But what exactly is a complex vision issue?
Is it the patient with the high prescription?
Possibly. We define a complex vision issue as a refractive problem which cannot be corrected by ordinary optical devices or surgery. In fact, very often the complex vision issue is caused by surgery. In most cases, the issue is caused by a deviation of the shape of the cornea from its original or intended shape, with the result that the cornea no longer functions as a good optical surface.
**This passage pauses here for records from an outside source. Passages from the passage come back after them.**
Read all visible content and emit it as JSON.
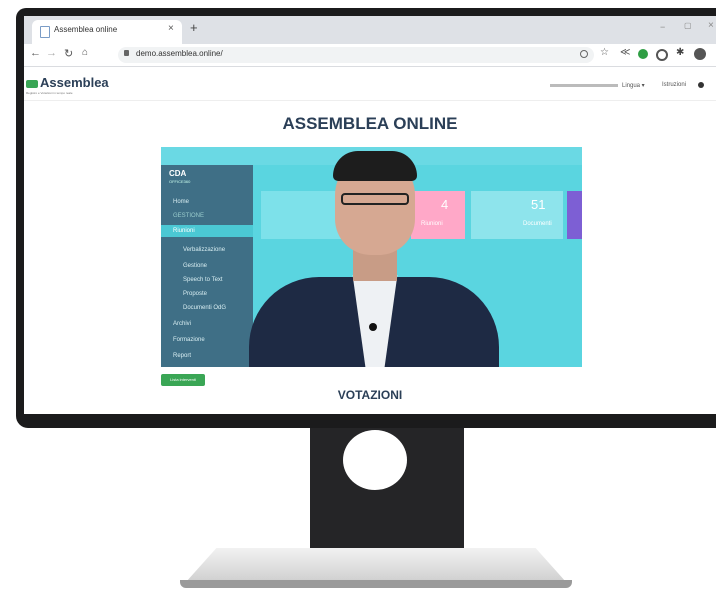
{
  "browser": {
    "tab_title": "Assemblea online",
    "tab_close": "×",
    "new_tab": "+",
    "url": "demo.assemblea.online/",
    "window_minimize": "−",
    "window_restore": "▢",
    "window_close": "×"
  },
  "app": {
    "logo_text": "Assemblea",
    "logo_subtitle": "Registro e Votazioni in tempo reale",
    "language_menu": "Lingua ▾",
    "voting_link": "Istruzioni",
    "page_title": "ASSEMBLEA ONLINE",
    "button_label": "Lista interventi",
    "section_title": "VOTAZIONI"
  },
  "video_app": {
    "logo_line1": "CDA",
    "logo_line2": "OFFICE360",
    "sidebar_items": [
      "Home",
      "GESTIONE",
      "Riunioni",
      "Verbalizzazione",
      "Gestione",
      "Speech to Text",
      "Proposte",
      "Documenti OdG",
      "Archivi",
      "Formazione",
      "Report"
    ],
    "card_value_1": "4",
    "card_label_1": "Riunioni",
    "card_value_2": "51",
    "card_label_2": "Documenti"
  },
  "colors": {
    "brand_green": "#3aa655",
    "title_blue": "#2b3f57",
    "video_cyan": "#5ad5e0",
    "video_sidebar": "#3f6f86"
  }
}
As with any refracting surface, the cornea must be both symmetrical and regular in order to produce a good quality image on the retina. Due to trauma, surgery, or naturally occurring reasons, the cornea may lose its symmetry or become irregular. When this happens, normal eyeglasses and soft contact lenses no longer work as they once did. The problem occurs when the cornea changes shape in such a way that the power of the correcting lens cannot follow it as precisely as it should in order to neutralize those complex changes.
When spectacles can no longer help
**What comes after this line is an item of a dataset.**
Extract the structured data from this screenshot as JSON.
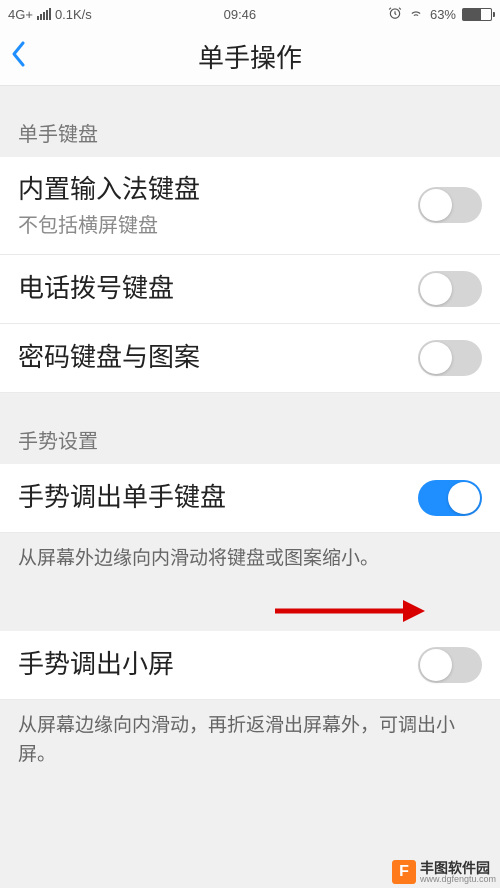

The images below contain corneal topographical maps of two corneas. The one on the left has high regular astigmatism measuring more than 4 diopters. The vision is easily corrected with an ordinary spectacle lens. This is because the shape is symmetrical. A rigid contact lens works even better. The image in the center is that of a cornea with moderate keratoconus in which the lower half of the cornea is very steep, and the upper half is flat. The two maps are remarkably similar except that the cornea in the center is very asymmetrical, and the astigmatism would be called irregular. An ordinary spectacle lens would not correct this eye to normal vision. Even a contact lens may not provide totally normal vision. The image on the right is a power map of the eye in the center image. It shows that the power goes from almost – 9.00 D to +6.00 D within the pupil.
Contact lenses with wavefront-guided optics, such as LaserFit lenses, can greatly improve the visual results for asymmetrical and irregular corneas.